The West Bengal tea industry has been going through a period of acute financial crisis as tea prices have turned unremunerative
Kolkata, April 26 In the wake of a spike in cost of production and poor realisation leading to financial distress for tea growers in West Bengal, particularly in Darjeeling, the tea industry has proposed to the Ministry of Commerce for declaration of a floor price for green leaf (payable to small tea growers) and made tea (payable to tea producers) indexed to cost of production.
As the Indian tea market has not been able to address the low price cycle, introduction of a floor price would be an immediate solution to address the unremunerative price of tea without any additional cost to the government, said a press statement by the Indian Tea Association (ITA). The government has already done this for sugar.
The Commerce and Industry department of West Bengal government has supported the proposal for introduction of a floor price for tea and has written to the Union Commerce Ministry to consider the floor price proposal favourably. The Assam government has also extended its support to the proposal and has requested the Ministry to grant in-principle approval to it, ITA release said.

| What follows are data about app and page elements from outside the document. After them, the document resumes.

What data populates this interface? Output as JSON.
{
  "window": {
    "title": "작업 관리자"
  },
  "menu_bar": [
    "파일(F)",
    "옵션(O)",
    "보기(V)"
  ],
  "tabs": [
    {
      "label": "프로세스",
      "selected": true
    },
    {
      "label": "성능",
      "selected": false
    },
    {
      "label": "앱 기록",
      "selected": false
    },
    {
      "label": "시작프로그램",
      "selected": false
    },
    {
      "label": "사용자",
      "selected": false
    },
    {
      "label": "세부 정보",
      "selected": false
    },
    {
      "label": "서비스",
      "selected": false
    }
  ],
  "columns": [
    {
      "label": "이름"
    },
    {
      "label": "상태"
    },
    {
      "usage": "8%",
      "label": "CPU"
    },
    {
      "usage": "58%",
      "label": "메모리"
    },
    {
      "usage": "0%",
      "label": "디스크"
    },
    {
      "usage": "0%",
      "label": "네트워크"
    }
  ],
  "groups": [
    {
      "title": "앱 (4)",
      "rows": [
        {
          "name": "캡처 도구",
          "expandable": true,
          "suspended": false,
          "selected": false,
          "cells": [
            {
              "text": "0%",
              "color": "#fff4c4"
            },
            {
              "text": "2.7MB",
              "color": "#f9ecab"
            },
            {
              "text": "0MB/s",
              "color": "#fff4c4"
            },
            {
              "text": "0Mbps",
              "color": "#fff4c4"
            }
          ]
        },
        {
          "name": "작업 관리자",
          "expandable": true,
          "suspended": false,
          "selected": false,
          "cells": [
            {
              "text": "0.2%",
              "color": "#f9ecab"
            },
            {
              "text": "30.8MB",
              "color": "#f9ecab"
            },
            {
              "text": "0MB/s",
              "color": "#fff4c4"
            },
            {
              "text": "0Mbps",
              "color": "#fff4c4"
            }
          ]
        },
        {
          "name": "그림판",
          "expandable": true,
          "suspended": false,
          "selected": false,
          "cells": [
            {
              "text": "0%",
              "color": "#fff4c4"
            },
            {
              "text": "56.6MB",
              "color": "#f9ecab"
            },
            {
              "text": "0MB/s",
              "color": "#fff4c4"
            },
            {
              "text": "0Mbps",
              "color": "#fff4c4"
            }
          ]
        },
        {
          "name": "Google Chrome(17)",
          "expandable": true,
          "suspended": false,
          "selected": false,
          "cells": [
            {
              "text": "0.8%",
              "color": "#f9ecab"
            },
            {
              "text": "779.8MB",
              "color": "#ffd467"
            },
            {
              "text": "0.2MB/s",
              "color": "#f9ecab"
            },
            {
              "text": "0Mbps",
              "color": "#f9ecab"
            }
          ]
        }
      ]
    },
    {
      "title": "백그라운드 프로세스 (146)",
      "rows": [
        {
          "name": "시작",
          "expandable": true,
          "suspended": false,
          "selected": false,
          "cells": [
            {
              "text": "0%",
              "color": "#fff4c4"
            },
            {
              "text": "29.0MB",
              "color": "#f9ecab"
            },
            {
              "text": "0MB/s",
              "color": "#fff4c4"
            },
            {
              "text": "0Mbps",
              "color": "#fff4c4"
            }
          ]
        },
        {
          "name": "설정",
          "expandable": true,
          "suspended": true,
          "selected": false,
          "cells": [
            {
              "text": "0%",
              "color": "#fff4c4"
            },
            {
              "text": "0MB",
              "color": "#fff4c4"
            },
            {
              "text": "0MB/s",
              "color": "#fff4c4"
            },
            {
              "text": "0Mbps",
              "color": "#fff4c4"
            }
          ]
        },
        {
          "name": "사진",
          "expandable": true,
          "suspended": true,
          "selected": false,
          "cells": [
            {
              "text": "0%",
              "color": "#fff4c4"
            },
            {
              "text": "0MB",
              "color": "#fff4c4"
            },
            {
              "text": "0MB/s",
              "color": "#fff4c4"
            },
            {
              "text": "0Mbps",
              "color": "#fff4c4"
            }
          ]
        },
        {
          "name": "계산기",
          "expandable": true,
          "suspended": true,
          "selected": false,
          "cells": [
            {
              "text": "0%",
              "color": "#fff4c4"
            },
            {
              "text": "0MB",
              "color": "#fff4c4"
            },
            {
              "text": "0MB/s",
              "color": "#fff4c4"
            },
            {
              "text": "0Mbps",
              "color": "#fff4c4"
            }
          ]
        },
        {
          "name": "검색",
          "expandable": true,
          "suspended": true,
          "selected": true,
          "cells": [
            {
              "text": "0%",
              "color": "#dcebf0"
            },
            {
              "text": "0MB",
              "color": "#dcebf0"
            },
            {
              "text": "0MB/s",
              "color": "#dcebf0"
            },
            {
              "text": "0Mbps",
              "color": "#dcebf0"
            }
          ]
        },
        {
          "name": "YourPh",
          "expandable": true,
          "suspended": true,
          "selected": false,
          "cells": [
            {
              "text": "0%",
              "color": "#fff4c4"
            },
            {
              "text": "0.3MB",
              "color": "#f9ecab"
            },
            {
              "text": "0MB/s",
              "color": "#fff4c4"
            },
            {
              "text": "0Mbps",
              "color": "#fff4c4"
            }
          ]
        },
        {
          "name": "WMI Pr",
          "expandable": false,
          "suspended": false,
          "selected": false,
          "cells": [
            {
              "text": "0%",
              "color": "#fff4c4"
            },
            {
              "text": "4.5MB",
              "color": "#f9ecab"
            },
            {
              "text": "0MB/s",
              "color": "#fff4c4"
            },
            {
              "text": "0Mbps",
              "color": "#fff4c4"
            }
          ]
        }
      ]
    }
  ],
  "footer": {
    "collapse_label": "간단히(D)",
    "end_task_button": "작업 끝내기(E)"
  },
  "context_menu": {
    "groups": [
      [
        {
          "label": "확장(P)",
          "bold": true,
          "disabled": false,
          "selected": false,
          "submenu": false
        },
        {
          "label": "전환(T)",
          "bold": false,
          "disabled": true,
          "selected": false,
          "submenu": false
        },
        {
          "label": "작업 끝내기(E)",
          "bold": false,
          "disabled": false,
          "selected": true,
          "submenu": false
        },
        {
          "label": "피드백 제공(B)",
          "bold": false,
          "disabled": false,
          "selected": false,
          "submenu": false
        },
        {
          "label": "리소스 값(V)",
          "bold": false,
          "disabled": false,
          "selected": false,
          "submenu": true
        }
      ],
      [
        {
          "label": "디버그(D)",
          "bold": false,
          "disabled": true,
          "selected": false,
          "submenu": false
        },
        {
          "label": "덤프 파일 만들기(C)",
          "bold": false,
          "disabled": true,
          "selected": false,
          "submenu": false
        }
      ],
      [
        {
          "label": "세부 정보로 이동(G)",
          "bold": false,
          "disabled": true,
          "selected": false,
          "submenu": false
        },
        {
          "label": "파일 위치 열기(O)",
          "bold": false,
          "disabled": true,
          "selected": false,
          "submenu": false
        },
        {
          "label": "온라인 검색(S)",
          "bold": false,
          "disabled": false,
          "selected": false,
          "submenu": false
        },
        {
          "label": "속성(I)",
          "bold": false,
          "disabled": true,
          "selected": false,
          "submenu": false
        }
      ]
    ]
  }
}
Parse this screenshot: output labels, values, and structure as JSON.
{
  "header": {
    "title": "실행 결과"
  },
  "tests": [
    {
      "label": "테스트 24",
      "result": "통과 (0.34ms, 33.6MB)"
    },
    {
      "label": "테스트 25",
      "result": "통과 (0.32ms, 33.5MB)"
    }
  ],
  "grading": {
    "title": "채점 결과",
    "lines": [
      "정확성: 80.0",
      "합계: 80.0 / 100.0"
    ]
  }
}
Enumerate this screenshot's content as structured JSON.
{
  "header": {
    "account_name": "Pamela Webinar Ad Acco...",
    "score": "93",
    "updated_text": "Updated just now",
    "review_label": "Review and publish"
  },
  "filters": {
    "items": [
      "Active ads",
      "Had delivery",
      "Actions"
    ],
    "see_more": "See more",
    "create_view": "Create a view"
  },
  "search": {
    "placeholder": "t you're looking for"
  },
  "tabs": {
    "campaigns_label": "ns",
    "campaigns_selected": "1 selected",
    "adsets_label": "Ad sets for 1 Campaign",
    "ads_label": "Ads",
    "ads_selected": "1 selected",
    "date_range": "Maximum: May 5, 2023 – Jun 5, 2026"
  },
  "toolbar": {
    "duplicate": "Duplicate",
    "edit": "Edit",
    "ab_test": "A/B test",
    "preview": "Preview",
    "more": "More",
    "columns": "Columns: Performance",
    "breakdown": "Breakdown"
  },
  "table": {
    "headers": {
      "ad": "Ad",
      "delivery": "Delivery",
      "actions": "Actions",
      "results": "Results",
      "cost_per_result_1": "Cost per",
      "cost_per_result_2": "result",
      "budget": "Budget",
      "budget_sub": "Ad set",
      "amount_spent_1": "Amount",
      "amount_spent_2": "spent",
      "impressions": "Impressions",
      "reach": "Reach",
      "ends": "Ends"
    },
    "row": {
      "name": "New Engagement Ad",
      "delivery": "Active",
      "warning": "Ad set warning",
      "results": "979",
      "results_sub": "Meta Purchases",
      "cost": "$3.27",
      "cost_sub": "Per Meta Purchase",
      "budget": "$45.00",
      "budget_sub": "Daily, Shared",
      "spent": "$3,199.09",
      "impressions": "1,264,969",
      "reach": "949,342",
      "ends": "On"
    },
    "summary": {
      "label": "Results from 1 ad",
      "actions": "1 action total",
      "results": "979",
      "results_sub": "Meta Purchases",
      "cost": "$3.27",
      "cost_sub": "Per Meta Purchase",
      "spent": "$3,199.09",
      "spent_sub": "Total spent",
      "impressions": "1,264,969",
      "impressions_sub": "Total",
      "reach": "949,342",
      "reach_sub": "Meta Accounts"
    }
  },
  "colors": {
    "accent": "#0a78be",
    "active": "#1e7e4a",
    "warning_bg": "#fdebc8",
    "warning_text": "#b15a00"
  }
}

Unremunerative tea prices
The West Bengal tea industry, particularly the Darjeeling tea, has been going through a period of acute financial crisis over the last few years with tea prices not able to keep pace with the rising cost of production. West Bengal tea prices since 2014 have grown at a CAGR of around four per cent only while costs of vital inputs like coal, gas, MOP, and sulphur have grown at a CAGR of 9-12 per cent during the same period.
Auction prices of Darjeeling tea have been more depressed than the overall West Bengal average price – recording a CAGR of only around two per cent since 2014. Given the fact that the cost of production in Darjeeling hills is significantly higher compared to the plains, majority of tea estates are finding it difficult to sustain operations.
“There is an urgent necessity for mitigating the escalating costs to ensure continued sustenance of the tea industry,” the release said.
Unfavourable weather conditions
The new tea season 2023 has not begun on a bright note for the industry in West Bengal with unfavourable weather conditions adversely impacting crop in several tea growing pockets in Dooars and Darjeeling. Reports of widespread hail damage to second flush crop have been received across many gardens in North Bengal. Although the official Tea Board data is awaited for March, as per available ITA membership crop data, Darjeeling crop is estimated to be down by 39 per cent in March. Crop decline has also been reported in several pockets in Dooars region.
“In the backdrop of stagnating prices and increasing financial stress of tea producers, the ITA is deeply concerned with newspaper reports on the possibility of the West Bengal government effecting a further increase in wages of daily rated tea plantation workers. This move will further aggravate the financial stress of tea producers and make tea estate operations unviable,” the release added.